Despite his obvious popularity, political analysts refuse to rule out alternative choices for leader. They include the gay leader of the Scottish Conservatives, Ruth Davidson, Home Secretary Theresa May and Secretary of State for Justice and Lord Chancellor Michael Gove. The dream ticket widely discussed involves a combination of Boris as Prime Minister with Gove as his Deputy.
The other significant Indian link with ruling politicians comes with Conservative Party MP Preeti Patel who currently serves in the cabinet as the Minister of Employment. As her name suggests, she is of Gujarati ethnic origin, the daughter of Ugandan Asians who fled from Africa shortly after Idi Amin took over in Kampala.
The first Hindu woman ever to be elected to the House of Commons, she is an ardent supporter of Narendra Modi and criticised what she described as the BBC’s one-sided coverage critical of Modi in the 2014 Indian general elections. Patel’s critics have highlighted her earlier support for the restoration of capital punishment, as well as a book where she said this about British workers: “once they enter the workplace, the British are among the worst idlers in the world”.

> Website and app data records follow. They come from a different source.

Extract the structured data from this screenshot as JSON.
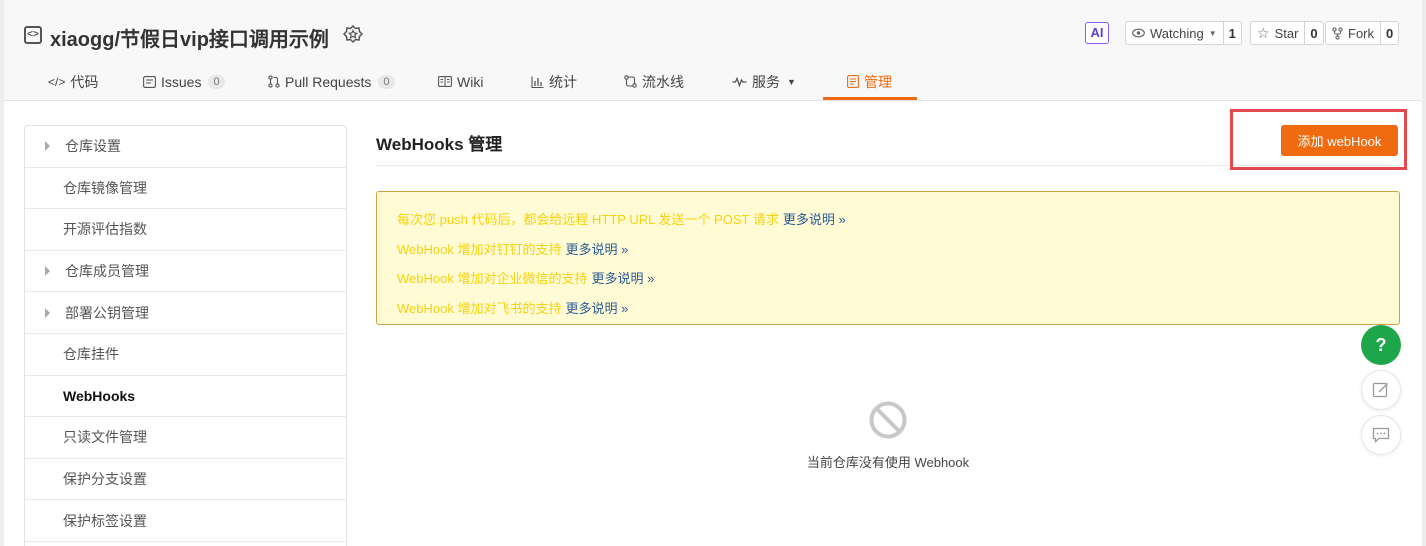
{
  "repo": {
    "owner": "xiaogg",
    "separator": "/",
    "name": "节假日vip接口调用示例"
  },
  "header_actions": {
    "ai_label": "AI",
    "watching_label": "Watching",
    "watching_count": "1",
    "star_label": "Star",
    "star_count": "0",
    "fork_label": "Fork",
    "fork_count": "0"
  },
  "tabs": [
    {
      "label": "代码"
    },
    {
      "label": "Issues",
      "count": "0"
    },
    {
      "label": "Pull Requests",
      "count": "0"
    },
    {
      "label": "Wiki"
    },
    {
      "label": "统计"
    },
    {
      "label": "流水线"
    },
    {
      "label": "服务"
    },
    {
      "label": "管理"
    }
  ],
  "active_tab": "管理",
  "sidebar": {
    "items": [
      {
        "label": "仓库设置",
        "arrow": true
      },
      {
        "label": "仓库镜像管理"
      },
      {
        "label": "开源评估指数"
      },
      {
        "label": "仓库成员管理",
        "arrow": true
      },
      {
        "label": "部署公钥管理",
        "arrow": true
      },
      {
        "label": "仓库挂件"
      },
      {
        "label": "WebHooks",
        "active": true
      },
      {
        "label": "只读文件管理"
      },
      {
        "label": "保护分支设置"
      },
      {
        "label": "保护标签设置"
      }
    ]
  },
  "main": {
    "title": "WebHooks 管理",
    "add_button": "添加 webHook",
    "notices": [
      {
        "text": "每次您 push 代码后，都会给远程 HTTP URL 发送一个 POST 请求",
        "more": "更多说明 »"
      },
      {
        "text": "WebHook 增加对钉钉的支持",
        "more": "更多说明 »"
      },
      {
        "text": "WebHook 增加对企业微信的支持",
        "more": "更多说明 »"
      },
      {
        "text": "WebHook 增加对飞书的支持",
        "more": "更多说明 »"
      }
    ],
    "empty_text": "当前仓库没有使用 Webhook"
  },
  "floating": {
    "help_label": "?"
  },
  "colors": {
    "accent": "#f06a0f",
    "notice_bg": "#fffbd4",
    "notice_text": "#f5d20f",
    "help_green": "#1ea64a",
    "highlight_red": "#e5484d"
  }
}
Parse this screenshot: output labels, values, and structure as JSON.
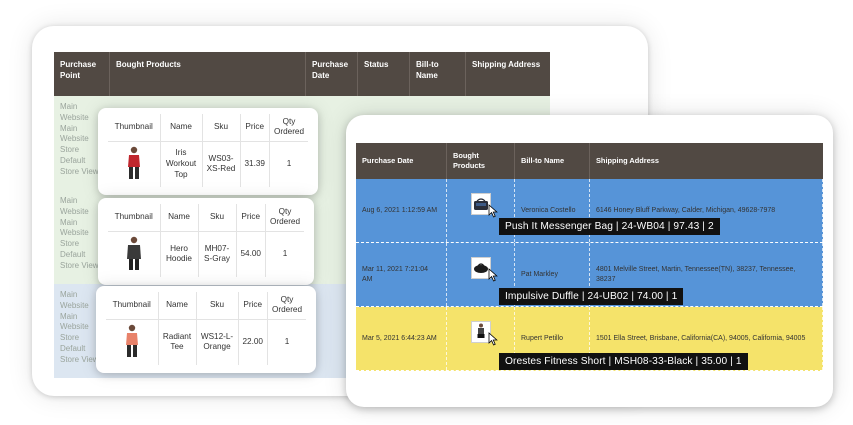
{
  "back_table": {
    "headers": [
      "Purchase Point",
      "Bought Products",
      "Purchase Date",
      "Status",
      "Bill-to Name",
      "Shipping Address"
    ],
    "rows": [
      {
        "store_text": "Main\nWebsite\nMain\nWebsite\nStore\nDefault\nStore View"
      },
      {
        "store_text": "Main\nWebsite\nMain\nWebsite\nStore\nDefault\nStore View"
      },
      {
        "store_text": "Main\nWebsite\nMain\nWebsite\nStore\nDefault\nStore View"
      }
    ]
  },
  "popups": [
    {
      "headers": [
        "Thumbnail",
        "Name",
        "Sku",
        "Price",
        "Qty Ordered"
      ],
      "name": "Iris Workout Top",
      "sku": "WS03-XS-Red",
      "price": "31.39",
      "qty": "1"
    },
    {
      "headers": [
        "Thumbnail",
        "Name",
        "Sku",
        "Price",
        "Qty Ordered"
      ],
      "name": "Hero Hoodie",
      "sku": "MH07-S-Gray",
      "price": "54.00",
      "qty": "1"
    },
    {
      "headers": [
        "Thumbnail",
        "Name",
        "Sku",
        "Price",
        "Qty Ordered"
      ],
      "name": "Radiant Tee",
      "sku": "WS12-L-Orange",
      "price": "22.00",
      "qty": "1"
    }
  ],
  "front_table": {
    "headers": [
      "Purchase Date",
      "Bought Products",
      "Bill-to Name",
      "Shipping Address"
    ],
    "rows": [
      {
        "date": "Aug 6, 2021 1:12:59 AM",
        "bill_to": "Veronica Costello",
        "address": "6146 Honey Bluff Parkway, Calder, Michigan, 49628-7978",
        "tooltip": "Push It Messenger Bag | 24-WB04 | 97.43 | 2",
        "color": "#5694d8"
      },
      {
        "date": "Mar 11, 2021 7:21:04 AM",
        "bill_to": "Pat Markley",
        "address": "4801 Melville Street, Martin, Tennessee(TN), 38237, Tennessee, 38237",
        "tooltip": "Impulsive Duffle | 24-UB02 | 74.00 | 1",
        "color": "#5694d8"
      },
      {
        "date": "Mar 5, 2021 6:44:23 AM",
        "bill_to": "Rupert Petillo",
        "address": "1501 Ella Street, Brisbane, California(CA), 94005, California, 94005",
        "tooltip": "Orestes Fitness Short | MSH08-33-Black | 35.00 | 1",
        "color": "#f5e36a"
      }
    ]
  },
  "colors": {
    "header_bg": "#514943",
    "row_blue": "#5694d8",
    "row_yellow": "#f5e36a",
    "back_green": "#e7f1e3",
    "back_blue": "#dce6f1"
  }
}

What is hugely important about Patel today is that she openly campaigned side by side with those “Brexiters” who wanted the UK to leave the European Union. As such she is a supporter of Boris and now that the Brexiters have won, she has every reason to expect to be rewarded with a significantly more senior cabinet position after a new government is formed following the resignation of Prime Minister David Cameron and his imminent departure from British politics.
Other ethnic Indians have served in previous British governments, but none have previously climbed to the dizzying heights of cabinet status. One of those is Aden-born MP for Leicester East Keith Vaz who served for two years as Minister of State in the Foreign Office under a previous Labour government. He has been quoted as saying that the referendum result is “a terrible day for Britain and a terrible day for the EU”.
How Indian links with the UK evolve in coming years will also depend on the skills exercised by the country’s highly respected High Commissioner in London — a former Indian ambassador to Israel and an ex-spokesman of the Ministry of External Affairs.
Sarna’s skills include his abilities as a highly respected book author. In London, this means he will be one of the very few foreign ambassadors who will have something in common with Boris — other than politics or diplomacy. Boris is the author of at least 10 books, including a biography of Winston Churchill.